March 29, 2007

Joe, this is for you

I just got back from Long Beach, where I did a couple of presentations at the WritersUA conference, a national gathering of technical writers who work on documentation and user-help materials. And the last question I was asked at the final session of the conference came from a woman who simply asked me if I could make a list of some of the anti-prescriptivist warnings I had mentioned in my two talks, and put it on Language Log addressed to her boss, a man named Joe. And I don't see why not. It will perhaps be of some use to lots of people (slip a copy on your boss's desk during the lunch hour), but Joe, this is primarily for you.

1.  Which at the beginning of a restrictive relative clause has never at any time in history been a grammatical error in Standard English, Joe, and company time spent chasing down whiches might as well be devoted to hunting witches. Nobody could believe that phrases like the glimpse which I got are mistakes if they either read widely in English literature (the phrase I just quoted is in the second sentence of Bram Stoker's great novel Dracula) or knew the grammar literature (Merriam-Webster's Concise Dictionary of English Usage tells the tale starting on page 727, and you really should take a look at it).

2.  The difference between the socket it was removed from and the socket from which it was removed is a slight difference in style: the first sounds somewhat more informal, ordinary, and relaxed, and the second sounds a bit more pompous and distant. Both are fully correct, and both are clear. The former might be the best choice in documentation intended for average users. Never waste energy getting expert writers to avoid prepositions at ends of phrases; it has been normal in English since its earliest history, and has never been grammatically wrong.
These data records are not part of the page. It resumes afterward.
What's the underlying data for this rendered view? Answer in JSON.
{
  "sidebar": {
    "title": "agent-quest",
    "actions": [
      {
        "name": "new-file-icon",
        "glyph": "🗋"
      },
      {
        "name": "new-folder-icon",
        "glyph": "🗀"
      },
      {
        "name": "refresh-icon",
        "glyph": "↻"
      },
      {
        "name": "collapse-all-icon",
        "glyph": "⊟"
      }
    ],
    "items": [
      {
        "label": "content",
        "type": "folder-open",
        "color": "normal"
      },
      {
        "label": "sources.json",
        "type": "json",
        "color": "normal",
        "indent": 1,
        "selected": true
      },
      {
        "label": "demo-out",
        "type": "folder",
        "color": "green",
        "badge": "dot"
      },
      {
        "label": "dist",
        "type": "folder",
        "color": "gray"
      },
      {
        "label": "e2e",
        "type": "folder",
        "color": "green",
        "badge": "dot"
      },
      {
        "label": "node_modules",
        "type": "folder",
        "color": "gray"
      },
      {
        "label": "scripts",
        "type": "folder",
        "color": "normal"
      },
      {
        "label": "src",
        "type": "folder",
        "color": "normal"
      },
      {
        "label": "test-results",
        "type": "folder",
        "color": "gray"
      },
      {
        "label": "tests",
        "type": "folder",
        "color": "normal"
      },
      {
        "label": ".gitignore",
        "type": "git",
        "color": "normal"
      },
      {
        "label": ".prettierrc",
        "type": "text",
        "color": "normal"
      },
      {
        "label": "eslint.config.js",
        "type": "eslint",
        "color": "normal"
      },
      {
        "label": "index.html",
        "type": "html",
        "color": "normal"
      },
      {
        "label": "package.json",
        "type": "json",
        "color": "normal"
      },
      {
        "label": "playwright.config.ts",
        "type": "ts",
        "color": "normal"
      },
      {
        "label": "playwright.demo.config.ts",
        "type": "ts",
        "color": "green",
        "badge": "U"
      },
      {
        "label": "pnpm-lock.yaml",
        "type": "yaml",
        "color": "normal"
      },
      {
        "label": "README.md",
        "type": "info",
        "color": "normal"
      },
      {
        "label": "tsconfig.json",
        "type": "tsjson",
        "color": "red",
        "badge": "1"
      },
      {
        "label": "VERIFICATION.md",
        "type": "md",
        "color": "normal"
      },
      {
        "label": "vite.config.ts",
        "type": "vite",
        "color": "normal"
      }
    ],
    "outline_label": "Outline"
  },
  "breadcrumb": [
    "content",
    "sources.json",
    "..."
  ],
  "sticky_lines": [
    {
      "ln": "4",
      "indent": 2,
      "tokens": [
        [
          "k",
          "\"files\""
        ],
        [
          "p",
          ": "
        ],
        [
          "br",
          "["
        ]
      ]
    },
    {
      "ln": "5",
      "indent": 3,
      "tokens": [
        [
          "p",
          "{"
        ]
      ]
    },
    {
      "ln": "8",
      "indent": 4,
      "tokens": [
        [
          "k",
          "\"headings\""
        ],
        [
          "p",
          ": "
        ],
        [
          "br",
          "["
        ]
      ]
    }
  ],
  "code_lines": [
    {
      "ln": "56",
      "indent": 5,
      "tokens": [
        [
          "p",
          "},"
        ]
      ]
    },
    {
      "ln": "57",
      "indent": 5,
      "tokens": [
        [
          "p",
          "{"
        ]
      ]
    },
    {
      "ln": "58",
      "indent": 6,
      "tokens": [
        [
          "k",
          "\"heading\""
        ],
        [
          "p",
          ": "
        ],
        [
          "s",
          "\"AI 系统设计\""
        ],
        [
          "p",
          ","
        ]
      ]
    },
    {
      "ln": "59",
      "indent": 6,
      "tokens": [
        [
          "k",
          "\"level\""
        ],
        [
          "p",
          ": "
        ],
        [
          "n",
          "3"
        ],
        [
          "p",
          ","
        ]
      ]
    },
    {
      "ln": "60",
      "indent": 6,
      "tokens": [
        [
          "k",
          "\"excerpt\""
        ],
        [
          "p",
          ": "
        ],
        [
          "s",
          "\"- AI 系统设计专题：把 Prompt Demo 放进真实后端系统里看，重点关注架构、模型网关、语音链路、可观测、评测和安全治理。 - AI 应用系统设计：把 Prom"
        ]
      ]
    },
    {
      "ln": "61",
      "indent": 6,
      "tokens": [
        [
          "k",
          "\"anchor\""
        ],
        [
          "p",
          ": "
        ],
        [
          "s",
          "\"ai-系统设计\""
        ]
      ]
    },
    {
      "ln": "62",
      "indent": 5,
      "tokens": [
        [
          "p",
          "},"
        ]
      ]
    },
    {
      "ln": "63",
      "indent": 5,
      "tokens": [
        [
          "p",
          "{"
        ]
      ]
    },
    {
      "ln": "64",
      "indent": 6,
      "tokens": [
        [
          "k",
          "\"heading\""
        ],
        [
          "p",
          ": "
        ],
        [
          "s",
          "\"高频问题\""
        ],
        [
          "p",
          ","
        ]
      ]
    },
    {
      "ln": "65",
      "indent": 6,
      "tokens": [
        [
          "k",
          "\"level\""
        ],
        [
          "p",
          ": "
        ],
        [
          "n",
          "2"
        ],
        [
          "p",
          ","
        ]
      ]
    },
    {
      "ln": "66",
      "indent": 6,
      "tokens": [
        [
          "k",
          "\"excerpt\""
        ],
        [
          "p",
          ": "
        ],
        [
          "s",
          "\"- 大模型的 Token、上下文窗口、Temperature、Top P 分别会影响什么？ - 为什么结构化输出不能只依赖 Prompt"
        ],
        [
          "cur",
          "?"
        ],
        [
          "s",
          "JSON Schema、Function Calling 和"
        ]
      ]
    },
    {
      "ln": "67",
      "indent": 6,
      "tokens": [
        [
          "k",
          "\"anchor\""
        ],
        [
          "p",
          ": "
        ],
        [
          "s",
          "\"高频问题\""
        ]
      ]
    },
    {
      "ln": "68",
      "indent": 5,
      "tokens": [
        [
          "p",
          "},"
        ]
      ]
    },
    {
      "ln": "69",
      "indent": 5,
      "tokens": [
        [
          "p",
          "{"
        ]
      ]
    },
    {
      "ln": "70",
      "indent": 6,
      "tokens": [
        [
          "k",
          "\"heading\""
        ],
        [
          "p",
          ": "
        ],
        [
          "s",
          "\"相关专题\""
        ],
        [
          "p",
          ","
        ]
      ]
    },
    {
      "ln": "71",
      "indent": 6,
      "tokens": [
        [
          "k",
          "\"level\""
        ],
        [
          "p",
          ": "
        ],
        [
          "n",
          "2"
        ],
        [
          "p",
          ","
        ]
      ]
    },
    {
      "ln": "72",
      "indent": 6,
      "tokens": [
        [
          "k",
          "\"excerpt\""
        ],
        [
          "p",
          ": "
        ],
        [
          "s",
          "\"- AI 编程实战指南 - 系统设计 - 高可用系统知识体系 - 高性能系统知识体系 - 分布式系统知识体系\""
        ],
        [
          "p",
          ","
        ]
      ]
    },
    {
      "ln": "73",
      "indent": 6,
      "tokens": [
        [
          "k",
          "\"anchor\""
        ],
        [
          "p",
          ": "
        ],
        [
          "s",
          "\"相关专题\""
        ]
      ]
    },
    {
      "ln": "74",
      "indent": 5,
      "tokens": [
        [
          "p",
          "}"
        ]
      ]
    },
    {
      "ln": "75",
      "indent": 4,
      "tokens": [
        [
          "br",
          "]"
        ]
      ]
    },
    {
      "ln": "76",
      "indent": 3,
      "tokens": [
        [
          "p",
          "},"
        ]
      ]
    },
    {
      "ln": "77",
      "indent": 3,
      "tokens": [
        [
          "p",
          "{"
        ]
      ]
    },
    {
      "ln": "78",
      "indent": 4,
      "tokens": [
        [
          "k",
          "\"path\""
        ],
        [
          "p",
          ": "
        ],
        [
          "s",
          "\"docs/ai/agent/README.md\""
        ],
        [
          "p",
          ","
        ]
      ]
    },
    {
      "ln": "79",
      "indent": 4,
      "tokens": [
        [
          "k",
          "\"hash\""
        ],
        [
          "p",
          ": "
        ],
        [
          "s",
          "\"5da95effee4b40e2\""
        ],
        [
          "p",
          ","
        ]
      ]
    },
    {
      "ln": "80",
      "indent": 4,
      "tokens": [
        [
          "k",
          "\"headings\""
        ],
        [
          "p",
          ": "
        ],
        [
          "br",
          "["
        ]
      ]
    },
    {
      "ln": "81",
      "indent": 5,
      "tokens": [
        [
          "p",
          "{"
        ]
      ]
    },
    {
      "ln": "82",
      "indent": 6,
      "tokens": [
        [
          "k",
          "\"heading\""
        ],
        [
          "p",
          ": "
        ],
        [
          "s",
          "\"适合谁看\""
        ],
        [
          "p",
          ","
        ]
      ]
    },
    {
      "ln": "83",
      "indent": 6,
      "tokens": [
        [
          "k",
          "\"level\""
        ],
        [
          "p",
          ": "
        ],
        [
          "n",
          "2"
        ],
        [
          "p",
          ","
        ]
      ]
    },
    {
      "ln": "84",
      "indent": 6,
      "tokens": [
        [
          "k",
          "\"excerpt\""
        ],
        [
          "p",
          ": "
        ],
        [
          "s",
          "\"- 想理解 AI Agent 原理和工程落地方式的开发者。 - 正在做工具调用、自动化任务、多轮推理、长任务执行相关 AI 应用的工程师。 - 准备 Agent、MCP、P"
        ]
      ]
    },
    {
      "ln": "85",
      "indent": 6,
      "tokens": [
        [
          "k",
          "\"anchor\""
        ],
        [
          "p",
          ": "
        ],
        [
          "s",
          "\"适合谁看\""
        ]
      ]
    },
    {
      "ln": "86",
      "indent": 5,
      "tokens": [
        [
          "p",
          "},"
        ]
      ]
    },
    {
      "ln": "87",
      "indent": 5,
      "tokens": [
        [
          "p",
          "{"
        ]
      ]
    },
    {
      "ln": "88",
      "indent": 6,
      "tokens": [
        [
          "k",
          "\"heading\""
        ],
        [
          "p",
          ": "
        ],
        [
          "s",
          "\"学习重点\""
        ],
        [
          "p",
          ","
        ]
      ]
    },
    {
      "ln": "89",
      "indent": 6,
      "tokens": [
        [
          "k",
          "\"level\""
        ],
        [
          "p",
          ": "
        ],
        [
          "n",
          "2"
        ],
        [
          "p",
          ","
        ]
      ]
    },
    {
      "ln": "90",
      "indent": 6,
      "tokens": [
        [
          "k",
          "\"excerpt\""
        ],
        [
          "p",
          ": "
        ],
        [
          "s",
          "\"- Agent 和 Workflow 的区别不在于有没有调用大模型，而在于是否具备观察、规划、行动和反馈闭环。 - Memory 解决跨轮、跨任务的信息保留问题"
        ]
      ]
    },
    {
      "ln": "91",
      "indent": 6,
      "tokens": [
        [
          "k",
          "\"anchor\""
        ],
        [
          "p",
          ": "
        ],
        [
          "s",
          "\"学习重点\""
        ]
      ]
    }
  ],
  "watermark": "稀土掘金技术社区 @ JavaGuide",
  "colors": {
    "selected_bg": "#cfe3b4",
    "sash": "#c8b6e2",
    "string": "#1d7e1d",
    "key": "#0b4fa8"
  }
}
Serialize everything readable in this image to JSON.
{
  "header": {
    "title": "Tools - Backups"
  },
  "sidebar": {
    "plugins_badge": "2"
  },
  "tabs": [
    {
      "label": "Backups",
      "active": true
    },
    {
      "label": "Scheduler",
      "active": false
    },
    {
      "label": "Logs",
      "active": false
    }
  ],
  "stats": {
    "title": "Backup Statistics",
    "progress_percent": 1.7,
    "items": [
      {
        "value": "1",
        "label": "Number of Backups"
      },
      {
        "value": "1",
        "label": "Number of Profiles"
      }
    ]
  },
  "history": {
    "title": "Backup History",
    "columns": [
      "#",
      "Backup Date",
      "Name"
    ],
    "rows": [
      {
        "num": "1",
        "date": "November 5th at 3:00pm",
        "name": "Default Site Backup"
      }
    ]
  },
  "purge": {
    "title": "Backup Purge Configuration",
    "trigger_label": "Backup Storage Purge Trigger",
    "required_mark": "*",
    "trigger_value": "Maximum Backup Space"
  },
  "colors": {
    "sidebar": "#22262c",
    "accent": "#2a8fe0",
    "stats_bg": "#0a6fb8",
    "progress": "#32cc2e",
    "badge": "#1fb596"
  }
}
3.  The different forms of the pronoun they have been used with singular antecedents throughout the history of English. The established usage is to use it when the antecedent is so indefinite that any choice of gender would be unmotivated: any employee who wants their office repainted, or a customer who finds that their shipment was incomplete. Most writers use this (it is particuarly common in Jane Austen, for example), and almost everyone does in speech. It is not a mistake and never has been. Singular they is an excellent choice in many contexts when choice of a gendered singular pronoun would imply falsely that one sex or the other is being excluded. To say Every writer has his own style implies that all writers are male. If your company is open to hiring women as writers, then Every writer has their own style is preferable. (Older grammars that say he can be used to include females are just factually wrong: notice that the phrase if either your father or your mother breaks his hip is incoherent!)

4.  It has never been ungrammatical to place an adverb (or other such modifier) between to and the verb in an infinitival clause: a phrase like to really understand this technique is fully grammatical. The people who think the "split infinitive" is a mistake are ignorant of what grammar books actually say: ALL English grammars and usage books, even very conservative ones, agree that modifiers are grammatically permitted between to and the verb, and that often this is the best choice among the alternative word orders. For example, We have done this to better reflect engineering practice is grammatically perfect, and shifting better would make it clearly worse (We have done this better sounds as if we're talking about doing it better than someone else; better engineering practice suggests two classes of engineering, the better kind and a worse kind). Expert writers should be left to select a word order appropriate for the meaning they have to express. Bullying them about preverbal modifier placements not only suggests ignorance of grammar and linguistic history, it is actually counter-productive.

I have a series of other even sillier cases I could comment on in similar terms, Joe. But at some point we need to decide when these things have been said enough. Many posts on Language Log have discussed these things (see this page for a list of all my posts, and also look around for discussions of relevant topics by other writers, particularly Mark Liberman and Arnold Zwicky); quite a few of the posts by Mark and me are gathered together in print in this book; and an authoritative account of all the relevant facts is available (very cheap) in a superb reference work published by Merriam-Webster that should be on the desk of every writer — and every manager who oversees writers.

The bottom line is that you should let your expert writers write, and choose from the full array of presentations that English grammar allows, rather than chasing around trying to eradicate putative errors that actually not errors at all, and never have been. Don't waste time playing Grammar Gotcha against your own highly competent technical writing staff. You know what they say about teaching a pig to sing: there are two arguments against it, because it wastes your time and it annoys the pig. Only in this case you're not teaching anyone anything. You're doing something more like the opposite of teaching — a sort of un-teaching that involves trying to foist rules that are actually mythical on people who basically know how to write perfectly well in the first place.

Posted by Geoffrey K. Pullum at March 29, 2007 02:46 PM